** Provided entries follows **
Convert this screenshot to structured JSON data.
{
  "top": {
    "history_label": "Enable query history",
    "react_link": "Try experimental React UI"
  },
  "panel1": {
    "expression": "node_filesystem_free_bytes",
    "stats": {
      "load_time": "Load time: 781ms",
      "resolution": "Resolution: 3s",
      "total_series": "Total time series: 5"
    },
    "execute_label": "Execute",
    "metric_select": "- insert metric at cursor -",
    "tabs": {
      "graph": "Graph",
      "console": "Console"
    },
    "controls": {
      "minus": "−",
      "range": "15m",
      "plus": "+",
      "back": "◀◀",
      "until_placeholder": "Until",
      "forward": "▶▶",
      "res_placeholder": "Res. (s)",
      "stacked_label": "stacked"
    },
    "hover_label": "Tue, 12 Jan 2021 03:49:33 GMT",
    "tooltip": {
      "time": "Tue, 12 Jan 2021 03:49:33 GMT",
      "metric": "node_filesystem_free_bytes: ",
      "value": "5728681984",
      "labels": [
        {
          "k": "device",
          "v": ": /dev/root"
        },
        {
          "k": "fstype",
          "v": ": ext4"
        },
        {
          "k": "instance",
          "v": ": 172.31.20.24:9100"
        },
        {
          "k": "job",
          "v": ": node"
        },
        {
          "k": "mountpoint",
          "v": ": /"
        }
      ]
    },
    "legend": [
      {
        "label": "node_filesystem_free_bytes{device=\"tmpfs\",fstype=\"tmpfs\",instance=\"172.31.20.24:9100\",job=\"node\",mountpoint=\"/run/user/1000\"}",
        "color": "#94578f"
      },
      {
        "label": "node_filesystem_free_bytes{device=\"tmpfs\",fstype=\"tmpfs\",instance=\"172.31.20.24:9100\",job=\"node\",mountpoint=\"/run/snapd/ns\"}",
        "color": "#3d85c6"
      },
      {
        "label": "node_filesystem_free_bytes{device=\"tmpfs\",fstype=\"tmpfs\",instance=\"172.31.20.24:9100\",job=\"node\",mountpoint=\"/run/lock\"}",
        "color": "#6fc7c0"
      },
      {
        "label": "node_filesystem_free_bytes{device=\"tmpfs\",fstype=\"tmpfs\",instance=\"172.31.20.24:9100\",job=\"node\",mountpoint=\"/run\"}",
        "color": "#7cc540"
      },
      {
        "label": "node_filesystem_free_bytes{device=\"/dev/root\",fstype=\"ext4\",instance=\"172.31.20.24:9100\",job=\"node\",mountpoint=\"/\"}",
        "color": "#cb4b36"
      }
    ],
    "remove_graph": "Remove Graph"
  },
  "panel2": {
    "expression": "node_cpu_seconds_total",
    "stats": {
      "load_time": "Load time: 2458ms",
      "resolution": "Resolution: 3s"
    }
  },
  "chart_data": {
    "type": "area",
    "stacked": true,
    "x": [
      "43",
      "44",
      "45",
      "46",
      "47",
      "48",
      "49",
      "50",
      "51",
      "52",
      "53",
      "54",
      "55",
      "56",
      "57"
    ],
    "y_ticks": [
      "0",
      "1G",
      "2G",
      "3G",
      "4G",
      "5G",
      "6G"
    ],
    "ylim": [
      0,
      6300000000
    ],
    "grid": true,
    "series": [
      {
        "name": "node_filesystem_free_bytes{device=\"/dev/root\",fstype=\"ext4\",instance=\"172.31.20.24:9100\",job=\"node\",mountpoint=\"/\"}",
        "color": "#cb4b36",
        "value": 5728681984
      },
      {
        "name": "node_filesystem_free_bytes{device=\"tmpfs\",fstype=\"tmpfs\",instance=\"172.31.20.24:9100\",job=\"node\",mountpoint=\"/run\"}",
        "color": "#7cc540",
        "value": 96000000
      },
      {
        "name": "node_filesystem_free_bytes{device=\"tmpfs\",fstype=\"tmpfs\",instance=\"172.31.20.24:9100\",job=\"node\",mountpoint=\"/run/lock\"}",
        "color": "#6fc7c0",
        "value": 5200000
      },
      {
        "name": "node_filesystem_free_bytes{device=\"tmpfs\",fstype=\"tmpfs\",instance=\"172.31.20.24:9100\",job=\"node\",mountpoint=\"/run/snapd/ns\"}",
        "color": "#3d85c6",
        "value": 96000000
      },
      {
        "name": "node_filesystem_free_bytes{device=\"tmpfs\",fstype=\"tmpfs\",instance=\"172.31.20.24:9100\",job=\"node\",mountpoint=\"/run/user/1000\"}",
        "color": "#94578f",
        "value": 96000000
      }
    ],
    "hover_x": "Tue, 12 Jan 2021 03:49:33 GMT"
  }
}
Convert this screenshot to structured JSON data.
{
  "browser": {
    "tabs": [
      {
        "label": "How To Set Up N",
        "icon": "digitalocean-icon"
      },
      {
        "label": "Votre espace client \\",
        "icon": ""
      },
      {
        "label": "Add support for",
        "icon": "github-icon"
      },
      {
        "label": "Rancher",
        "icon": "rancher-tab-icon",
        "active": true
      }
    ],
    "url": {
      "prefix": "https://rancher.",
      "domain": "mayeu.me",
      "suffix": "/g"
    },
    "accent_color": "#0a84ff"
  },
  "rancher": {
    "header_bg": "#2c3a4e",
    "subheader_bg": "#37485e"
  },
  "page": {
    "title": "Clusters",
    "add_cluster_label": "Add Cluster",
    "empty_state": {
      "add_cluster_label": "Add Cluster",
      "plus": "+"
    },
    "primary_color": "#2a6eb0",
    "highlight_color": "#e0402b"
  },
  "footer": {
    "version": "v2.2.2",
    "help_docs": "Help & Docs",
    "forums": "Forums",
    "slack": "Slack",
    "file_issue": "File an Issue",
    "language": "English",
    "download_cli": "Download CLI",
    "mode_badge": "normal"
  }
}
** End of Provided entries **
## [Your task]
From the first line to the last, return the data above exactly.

## [Exercise response]
Convert this screenshot to structured JSON data.
{
  "top": {
    "history_label": "Enable query history",
    "react_link": "Try experimental React UI"
  },
  "panel1": {
    "expression": "node_filesystem_free_bytes",
    "stats": {
      "load_time": "Load time: 781ms",
      "resolution": "Resolution: 3s",
      "total_series": "Total time series: 5"
    },
    "execute_label": "Execute",
    "metric_select": "- insert metric at cursor -",
    "tabs": {
      "graph": "Graph",
      "console": "Console"
    },
    "controls": {
      "minus": "−",
      "range": "15m",
      "plus": "+",
      "back": "◀◀",
      "until_placeholder": "Until",
      "forward": "▶▶",
      "res_placeholder": "Res. (s)",
      "stacked_label": "stacked"
    },
    "hover_label": "Tue, 12 Jan 2021 03:49:33 GMT",
    "tooltip": {
      "time": "Tue, 12 Jan 2021 03:49:33 GMT",
      "metric": "node_filesystem_free_bytes: ",
      "value": "5728681984",
      "labels": [
        {
          "k": "device",
          "v": ": /dev/root"
        },
        {
          "k": "fstype",
          "v": ": ext4"
        },
        {
          "k": "instance",
          "v": ": 172.31.20.24:9100"
        },
        {
          "k": "job",
          "v": ": node"
        },
        {
          "k": "mountpoint",
          "v": ": /"
        }
      ]
    },
    "legend": [
      {
        "label": "node_filesystem_free_bytes{device=\"tmpfs\",fstype=\"tmpfs\",instance=\"172.31.20.24:9100\",job=\"node\",mountpoint=\"/run/user/1000\"}",
        "color": "#94578f"
      },
      {
        "label": "node_filesystem_free_bytes{device=\"tmpfs\",fstype=\"tmpfs\",instance=\"172.31.20.24:9100\",job=\"node\",mountpoint=\"/run/snapd/ns\"}",
        "color": "#3d85c6"
      },
      {
        "label": "node_filesystem_free_bytes{device=\"tmpfs\",fstype=\"tmpfs\",instance=\"172.31.20.24:9100\",job=\"node\",mountpoint=\"/run/lock\"}",
        "color": "#6fc7c0"
      },
      {
        "label": "node_filesystem_free_bytes{device=\"tmpfs\",fstype=\"tmpfs\",instance=\"172.31.20.24:9100\",job=\"node\",mountpoint=\"/run\"}",
        "color": "#7cc540"
      },
      {
        "label": "node_filesystem_free_bytes{device=\"/dev/root\",fstype=\"ext4\",instance=\"172.31.20.24:9100\",job=\"node\",mountpoint=\"/\"}",
        "color": "#cb4b36"
      }
    ],
    "remove_graph": "Remove Graph"
  },
  "panel2": {
    "expression": "node_cpu_seconds_total",
    "stats": {
      "load_time": "Load time: 2458ms",
      "resolution": "Resolution: 3s"
    }
  },
  "chart_data": {
    "type": "area",
    "stacked": true,
    "x": [
      "43",
      "44",
      "45",
      "46",
      "47",
      "48",
      "49",
      "50",
      "51",
      "52",
      "53",
      "54",
      "55",
      "56",
      "57"
    ],
    "y_ticks": [
      "0",
      "1G",
      "2G",
      "3G",
      "4G",
      "5G",
      "6G"
    ],
    "ylim": [
      0,
      6300000000
    ],
    "grid": true,
    "series": [
      {
        "name": "node_filesystem_free_bytes{device=\"/dev/root\",fstype=\"ext4\",instance=\"172.31.20.24:9100\",job=\"node\",mountpoint=\"/\"}",
        "color": "#cb4b36",
        "value": 5728681984
      },
      {
        "name": "node_filesystem_free_bytes{device=\"tmpfs\",fstype=\"tmpfs\",instance=\"172.31.20.24:9100\",job=\"node\",mountpoint=\"/run\"}",
        "color": "#7cc540",
        "value": 96000000
      },
      {
        "name": "node_filesystem_free_bytes{device=\"tmpfs\",fstype=\"tmpfs\",instance=\"172.31.20.24:9100\",job=\"node\",mountpoint=\"/run/lock\"}",
        "color": "#6fc7c0",
        "value": 5200000
      },
      {
        "name": "node_filesystem_free_bytes{device=\"tmpfs\",fstype=\"tmpfs\",instance=\"172.31.20.24:9100\",job=\"node\",mountpoint=\"/run/snapd/ns\"}",
        "color": "#3d85c6",
        "value": 96000000
      },
      {
        "name": "node_filesystem_free_bytes{device=\"tmpfs\",fstype=\"tmpfs\",instance=\"172.31.20.24:9100\",job=\"node\",mountpoint=\"/run/user/1000\"}",
        "color": "#94578f",
        "value": 96000000
      }
    ],
    "hover_x": "Tue, 12 Jan 2021 03:49:33 GMT"
  }
}
Convert this screenshot to structured JSON data.
{
  "browser": {
    "tabs": [
      {
        "label": "How To Set Up N",
        "icon": "digitalocean-icon"
      },
      {
        "label": "Votre espace client \\",
        "icon": ""
      },
      {
        "label": "Add support for",
        "icon": "github-icon"
      },
      {
        "label": "Rancher",
        "icon": "rancher-tab-icon",
        "active": true
      }
    ],
    "url": {
      "prefix": "https://rancher.",
      "domain": "mayeu.me",
      "suffix": "/g"
    },
    "accent_color": "#0a84ff"
  },
  "rancher": {
    "header_bg": "#2c3a4e",
    "subheader_bg": "#37485e"
  },
  "page": {
    "title": "Clusters",
    "add_cluster_label": "Add Cluster",
    "empty_state": {
      "add_cluster_label": "Add Cluster",
      "plus": "+"
    },
    "primary_color": "#2a6eb0",
    "highlight_color": "#e0402b"
  },
  "footer": {
    "version": "v2.2.2",
    "help_docs": "Help & Docs",
    "forums": "Forums",
    "slack": "Slack",
    "file_issue": "File an Issue",
    "language": "English",
    "download_cli": "Download CLI",
    "mode_badge": "normal"
  }
}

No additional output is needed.